March 13, 2001 3:35 PM PST

Jackson exits Microsoft discrimination case

WASHINGTON--The judge who oversaw Microsoft's antitrust trial has recused himself from another proceeding affecting the software giant.

U.S. District Judge Thomas Penfield Jackson issued an order late Monday that removed him from overseeing a massive $5 billion discrimination suit against Microsoft.

Microsoft had earlier filed a request that Jackson recuse himself from the matter because of alleged bias against the company. In his six-page order, Jackson defended his views formed about Microsoft during several court cases, saying he harbors no bias.

"I must acknowledge, however, that extra-judicial comments attributed to me, when viewed in light of public disapproval thereof expressed by the court of appeals at oral argument of the Microsoft cases appeal, have created an appearance of personal bias or prejudice," Jackson wrote in his order.

For this reason, he granted Microsoft's request for recusal and returned the case to the District Court's calendar committee for random reassignment.

Jackson was put under the spotlight during oral arguments last month in Microsoft's appeal of the antitrust case, when the panel of seven judges ripped into him for post-trial comments that gave the appearance of bias.

For example, in the Jan. 8 issue of The New Yorker, Jackson said Microsoft founder Bill Gates "has a Napoleonic concept of himself and his company, an arrogance that derives from power and unalloyed success, with no leavening hard experience, no reverses." He added that company executives "don't act like grown-ups!"

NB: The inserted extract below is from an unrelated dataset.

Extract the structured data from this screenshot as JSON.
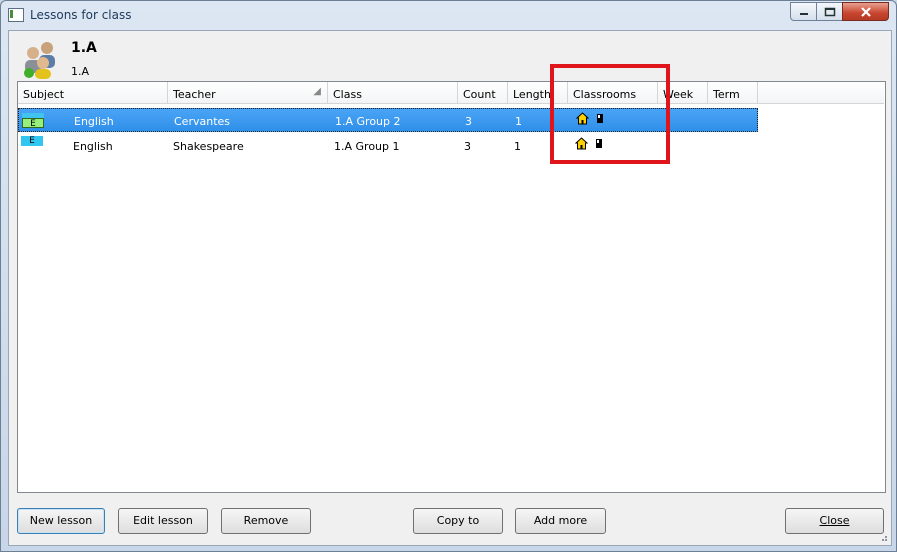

Bob Lande, a professor at the University of Baltimore School of Law, described the recusal as "a very wise move. I guess following the bashing before the Court of Appeals, he's finally getting some sense behind him."

"We think the decision to recuse is appropriate," said Microsoft spokesman Jim Cullinan. "We respectively disagree with the District Court's comments, but these issues are before the Court of Appeals, so it would be inappropriate for us to comment."

Jackson's decision essentially puts the discrimination suit filed by former Microsoft employee Rahn Jackson into limbo. Rahn Jackson is no relation to Judge Jackson.

The June 2000 lawsuit alleges that Microsoft engaged in widespread discriminatory and retaliatory practices in violation of Title VII of the Civil Rights Act of 1964. Rahn Jackson in January amended the lawsuit, adding additional plaintiffs and petitioning for class-action status. If granted, the scope of the case would be extended to other African-American employees Microsoft hired after April 27, 1992.

In late January, Microsoft asked Judge Jackson to change the venue to Washington state, so that the discrimination suit could be consolidated with another there. Soon afterward, the Redmond, Wash.-based company requested the judge recuse himself for bias.

Jackson had scheduled oral presentations on both matters for March 2, three days after oral arguments in Microsoft's antitrust appeal. But after his verbal bruising from the seven-member appeals panel, Jackson abruptly canceled the oral argument.

"It looks like during that two-week period, he thought about it and drafted the order," Lande said. "It seems he now understands that he either stepped over the line or that at least those are the rules."

In his recusal order, Jackson explained that he knew nothing about Microsoft before 1995, when he replaced another judge overseeing a consent decree with the software maker and the Justice Department. Most of what he learned came "through the ensuing judicial proceedings."

Between autumn 1997 and summer 1999 Jackson said he spent most of his judicial time "evaluating evidence in the consent decree proceedings and the trial of the antitrust actions." He referred to affidavits, depositions and court testimony of senior Microsoft executives. "Much of it proved, time and again, to be inaccurate, misleading, evasive or transparently false," he wrote.

Jackson emphasized that all opinions formed about Microsoft resulted from court proceedings and that a 1994 Supreme Court decision stated "that 'opinions held by judges as a result of what they learned in earlier proceedings' cannot be characterized as either 'bias' or 'prejudice.'"

Still, the comments made against the judge by the Court of Appeals clearly led to his recusal decision, Lande said.

During the appeal's oral argument proceeding, appellate Judge Harry Edwards ripped into Jackson for out-of-court comments that created the appearance of bias.

"It doesn't mean that we are entitled to say because those feelings developed during the course of a proceeding, we are going to run off our mouths in a pejorative way because there is an appearance problem," Edwards said. "The system would be a sham if all judges went around doing this."

 

Join the conversation

Add your comment

The posting of advertisements, profanity, or personal attacks is prohibited. Click here to review our Terms of Use.

What's Hot

Discussions

Shared

RSS Feeds

Add headlines from CNET News to your homepage or feedreader.